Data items
-=-=-

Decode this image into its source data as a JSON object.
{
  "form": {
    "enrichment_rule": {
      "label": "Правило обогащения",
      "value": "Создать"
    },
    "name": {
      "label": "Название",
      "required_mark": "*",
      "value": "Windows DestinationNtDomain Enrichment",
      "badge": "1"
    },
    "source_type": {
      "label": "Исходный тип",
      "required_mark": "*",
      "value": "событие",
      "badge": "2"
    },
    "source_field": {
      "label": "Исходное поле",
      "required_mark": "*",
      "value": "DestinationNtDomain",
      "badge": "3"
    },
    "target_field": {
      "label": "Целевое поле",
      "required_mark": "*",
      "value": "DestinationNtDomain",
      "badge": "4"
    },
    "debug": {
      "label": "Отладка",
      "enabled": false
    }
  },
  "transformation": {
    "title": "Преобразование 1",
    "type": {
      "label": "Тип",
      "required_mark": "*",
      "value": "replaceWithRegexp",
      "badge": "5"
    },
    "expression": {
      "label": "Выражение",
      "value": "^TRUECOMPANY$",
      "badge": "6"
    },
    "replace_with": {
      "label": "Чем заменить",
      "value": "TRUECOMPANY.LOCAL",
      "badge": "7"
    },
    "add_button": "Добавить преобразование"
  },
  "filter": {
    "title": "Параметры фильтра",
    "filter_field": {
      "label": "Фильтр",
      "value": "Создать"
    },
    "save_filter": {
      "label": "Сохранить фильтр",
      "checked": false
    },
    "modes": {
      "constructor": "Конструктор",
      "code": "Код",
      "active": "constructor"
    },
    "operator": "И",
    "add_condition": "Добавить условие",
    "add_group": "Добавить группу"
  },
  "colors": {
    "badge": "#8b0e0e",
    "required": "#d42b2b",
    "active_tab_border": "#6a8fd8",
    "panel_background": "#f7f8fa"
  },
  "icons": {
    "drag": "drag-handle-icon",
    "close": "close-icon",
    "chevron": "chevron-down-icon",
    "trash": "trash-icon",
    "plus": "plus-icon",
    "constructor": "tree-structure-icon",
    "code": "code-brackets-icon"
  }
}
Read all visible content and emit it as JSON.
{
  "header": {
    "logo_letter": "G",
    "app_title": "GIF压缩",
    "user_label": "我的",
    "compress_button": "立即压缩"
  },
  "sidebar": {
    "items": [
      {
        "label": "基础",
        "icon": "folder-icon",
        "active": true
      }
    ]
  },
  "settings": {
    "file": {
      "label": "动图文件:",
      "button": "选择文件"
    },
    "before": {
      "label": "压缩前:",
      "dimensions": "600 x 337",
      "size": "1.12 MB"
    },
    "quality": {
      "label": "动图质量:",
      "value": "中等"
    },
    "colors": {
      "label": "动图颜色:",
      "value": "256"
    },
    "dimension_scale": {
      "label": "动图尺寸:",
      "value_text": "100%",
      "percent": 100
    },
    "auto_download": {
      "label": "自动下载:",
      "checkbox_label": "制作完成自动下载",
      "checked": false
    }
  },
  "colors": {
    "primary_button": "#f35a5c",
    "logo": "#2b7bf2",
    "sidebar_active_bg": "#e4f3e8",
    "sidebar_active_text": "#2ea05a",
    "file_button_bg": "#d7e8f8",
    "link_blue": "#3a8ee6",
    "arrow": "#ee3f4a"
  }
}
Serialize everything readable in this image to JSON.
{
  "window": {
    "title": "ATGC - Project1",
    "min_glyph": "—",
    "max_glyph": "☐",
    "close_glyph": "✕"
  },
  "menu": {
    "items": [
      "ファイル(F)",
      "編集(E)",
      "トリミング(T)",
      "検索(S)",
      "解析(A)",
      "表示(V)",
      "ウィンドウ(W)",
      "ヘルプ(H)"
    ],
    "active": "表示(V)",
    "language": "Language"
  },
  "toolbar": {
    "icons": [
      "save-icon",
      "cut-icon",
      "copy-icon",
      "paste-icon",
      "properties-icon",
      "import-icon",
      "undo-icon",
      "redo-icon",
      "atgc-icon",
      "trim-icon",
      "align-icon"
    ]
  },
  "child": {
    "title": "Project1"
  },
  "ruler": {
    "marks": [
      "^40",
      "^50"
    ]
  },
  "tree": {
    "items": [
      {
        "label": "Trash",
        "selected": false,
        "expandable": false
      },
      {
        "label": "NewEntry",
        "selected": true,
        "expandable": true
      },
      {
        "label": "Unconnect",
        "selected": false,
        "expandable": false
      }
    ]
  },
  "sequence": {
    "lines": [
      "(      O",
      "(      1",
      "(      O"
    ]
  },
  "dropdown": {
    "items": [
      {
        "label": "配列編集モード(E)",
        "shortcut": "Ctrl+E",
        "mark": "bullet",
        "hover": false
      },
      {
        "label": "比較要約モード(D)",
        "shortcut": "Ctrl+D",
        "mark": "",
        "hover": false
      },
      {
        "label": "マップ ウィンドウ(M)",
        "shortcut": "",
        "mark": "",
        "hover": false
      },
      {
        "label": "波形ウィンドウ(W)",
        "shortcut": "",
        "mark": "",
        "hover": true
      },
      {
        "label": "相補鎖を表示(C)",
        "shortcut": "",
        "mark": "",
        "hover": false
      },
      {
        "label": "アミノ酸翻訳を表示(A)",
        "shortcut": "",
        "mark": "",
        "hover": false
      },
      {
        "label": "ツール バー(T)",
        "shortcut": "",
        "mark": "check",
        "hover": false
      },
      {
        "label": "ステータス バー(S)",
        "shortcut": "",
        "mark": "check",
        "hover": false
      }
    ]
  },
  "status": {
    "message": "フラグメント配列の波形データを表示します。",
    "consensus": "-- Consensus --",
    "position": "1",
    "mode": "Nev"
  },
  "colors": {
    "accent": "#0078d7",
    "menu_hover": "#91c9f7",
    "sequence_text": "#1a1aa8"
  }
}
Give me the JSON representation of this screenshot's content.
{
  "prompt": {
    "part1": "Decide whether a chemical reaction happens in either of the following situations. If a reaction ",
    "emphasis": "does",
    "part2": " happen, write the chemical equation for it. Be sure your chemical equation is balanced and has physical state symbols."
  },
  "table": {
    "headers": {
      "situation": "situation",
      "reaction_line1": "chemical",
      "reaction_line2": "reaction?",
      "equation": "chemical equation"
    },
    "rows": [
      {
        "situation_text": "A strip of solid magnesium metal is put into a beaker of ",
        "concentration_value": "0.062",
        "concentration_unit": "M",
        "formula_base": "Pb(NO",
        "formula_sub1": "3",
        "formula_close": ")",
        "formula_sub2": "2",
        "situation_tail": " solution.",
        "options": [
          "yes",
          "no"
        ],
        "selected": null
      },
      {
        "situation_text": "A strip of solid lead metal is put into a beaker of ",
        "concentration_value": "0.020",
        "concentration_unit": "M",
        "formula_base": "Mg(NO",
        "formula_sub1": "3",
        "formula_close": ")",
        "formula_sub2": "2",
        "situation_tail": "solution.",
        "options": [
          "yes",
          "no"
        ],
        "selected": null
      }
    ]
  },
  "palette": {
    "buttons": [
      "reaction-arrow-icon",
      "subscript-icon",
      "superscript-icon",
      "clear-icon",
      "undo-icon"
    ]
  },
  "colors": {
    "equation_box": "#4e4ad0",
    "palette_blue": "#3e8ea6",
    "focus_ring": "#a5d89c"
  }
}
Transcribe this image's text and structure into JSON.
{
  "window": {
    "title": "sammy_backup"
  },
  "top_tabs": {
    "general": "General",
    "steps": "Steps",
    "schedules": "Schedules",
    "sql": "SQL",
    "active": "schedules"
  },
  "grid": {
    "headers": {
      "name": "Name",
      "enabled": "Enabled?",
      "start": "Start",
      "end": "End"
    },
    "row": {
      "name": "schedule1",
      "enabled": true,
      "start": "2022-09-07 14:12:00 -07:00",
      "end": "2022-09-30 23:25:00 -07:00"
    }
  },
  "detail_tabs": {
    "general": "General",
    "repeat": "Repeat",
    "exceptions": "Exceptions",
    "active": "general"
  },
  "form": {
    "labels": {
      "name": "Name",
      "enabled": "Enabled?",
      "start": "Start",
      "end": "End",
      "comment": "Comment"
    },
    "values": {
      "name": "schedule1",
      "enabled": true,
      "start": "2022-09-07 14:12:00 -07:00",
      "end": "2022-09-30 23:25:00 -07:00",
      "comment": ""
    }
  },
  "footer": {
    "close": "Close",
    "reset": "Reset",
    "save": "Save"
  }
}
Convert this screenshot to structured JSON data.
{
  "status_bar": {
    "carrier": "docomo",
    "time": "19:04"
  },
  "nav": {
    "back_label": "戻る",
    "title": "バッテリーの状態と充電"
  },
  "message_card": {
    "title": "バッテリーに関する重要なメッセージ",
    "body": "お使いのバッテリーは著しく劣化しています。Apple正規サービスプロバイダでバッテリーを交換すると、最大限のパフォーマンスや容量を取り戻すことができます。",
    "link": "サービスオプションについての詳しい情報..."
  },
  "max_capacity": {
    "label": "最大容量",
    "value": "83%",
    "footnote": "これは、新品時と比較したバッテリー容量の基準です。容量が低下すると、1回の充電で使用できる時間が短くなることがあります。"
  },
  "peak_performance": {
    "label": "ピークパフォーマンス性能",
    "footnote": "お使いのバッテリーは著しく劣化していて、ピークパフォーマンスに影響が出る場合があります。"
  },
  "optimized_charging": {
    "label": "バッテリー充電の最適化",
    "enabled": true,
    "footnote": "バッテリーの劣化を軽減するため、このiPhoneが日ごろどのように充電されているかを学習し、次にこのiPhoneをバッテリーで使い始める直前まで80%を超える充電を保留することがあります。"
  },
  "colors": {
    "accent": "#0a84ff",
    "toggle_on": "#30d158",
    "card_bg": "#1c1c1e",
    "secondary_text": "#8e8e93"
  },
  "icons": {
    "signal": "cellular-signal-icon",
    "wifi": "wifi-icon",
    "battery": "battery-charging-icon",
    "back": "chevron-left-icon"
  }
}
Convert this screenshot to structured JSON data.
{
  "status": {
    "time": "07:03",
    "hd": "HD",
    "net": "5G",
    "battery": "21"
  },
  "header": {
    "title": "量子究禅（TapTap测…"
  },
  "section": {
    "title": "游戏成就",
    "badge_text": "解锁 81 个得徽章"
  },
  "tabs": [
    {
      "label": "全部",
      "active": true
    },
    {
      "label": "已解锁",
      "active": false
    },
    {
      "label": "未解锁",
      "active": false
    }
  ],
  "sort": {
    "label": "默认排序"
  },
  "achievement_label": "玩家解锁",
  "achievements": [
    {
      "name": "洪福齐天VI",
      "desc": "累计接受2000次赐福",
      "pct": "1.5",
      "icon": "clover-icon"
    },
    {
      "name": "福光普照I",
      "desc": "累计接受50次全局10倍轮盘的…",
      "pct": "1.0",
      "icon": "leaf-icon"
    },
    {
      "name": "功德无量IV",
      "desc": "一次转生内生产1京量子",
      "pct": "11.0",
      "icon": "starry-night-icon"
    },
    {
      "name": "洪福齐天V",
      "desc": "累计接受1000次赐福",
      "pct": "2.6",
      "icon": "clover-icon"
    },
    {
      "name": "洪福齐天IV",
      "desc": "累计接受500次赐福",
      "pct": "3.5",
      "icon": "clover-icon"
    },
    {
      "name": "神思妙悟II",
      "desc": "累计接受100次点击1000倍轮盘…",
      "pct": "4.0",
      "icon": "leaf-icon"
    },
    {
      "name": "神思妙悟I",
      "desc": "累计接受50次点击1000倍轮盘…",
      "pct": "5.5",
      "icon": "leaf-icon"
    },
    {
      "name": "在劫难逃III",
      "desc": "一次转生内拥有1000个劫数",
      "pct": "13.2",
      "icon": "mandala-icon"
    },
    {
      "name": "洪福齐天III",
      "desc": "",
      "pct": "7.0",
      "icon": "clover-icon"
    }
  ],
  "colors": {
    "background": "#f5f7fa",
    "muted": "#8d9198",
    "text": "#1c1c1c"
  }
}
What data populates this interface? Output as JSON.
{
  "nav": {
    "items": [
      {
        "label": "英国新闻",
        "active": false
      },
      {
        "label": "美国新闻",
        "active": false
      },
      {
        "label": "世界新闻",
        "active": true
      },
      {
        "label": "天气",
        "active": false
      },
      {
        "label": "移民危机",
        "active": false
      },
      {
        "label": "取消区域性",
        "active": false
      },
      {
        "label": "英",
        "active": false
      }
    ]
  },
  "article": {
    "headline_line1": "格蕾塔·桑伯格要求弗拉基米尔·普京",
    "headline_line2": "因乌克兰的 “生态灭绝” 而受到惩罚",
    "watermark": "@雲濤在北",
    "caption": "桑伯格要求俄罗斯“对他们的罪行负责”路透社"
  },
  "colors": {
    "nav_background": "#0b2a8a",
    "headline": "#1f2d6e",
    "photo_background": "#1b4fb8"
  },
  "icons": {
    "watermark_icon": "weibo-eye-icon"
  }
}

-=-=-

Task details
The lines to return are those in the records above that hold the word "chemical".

Completed task
    "part1": "Decide whether a chemical reaction happens in either of the following situations. If a reaction ",
    "part2": " happen, write the chemical equation for it. Be sure your chemical equation is balanced and has physical state symbols."
      "reaction_line1": "chemical",
      "equation": "chemical equation"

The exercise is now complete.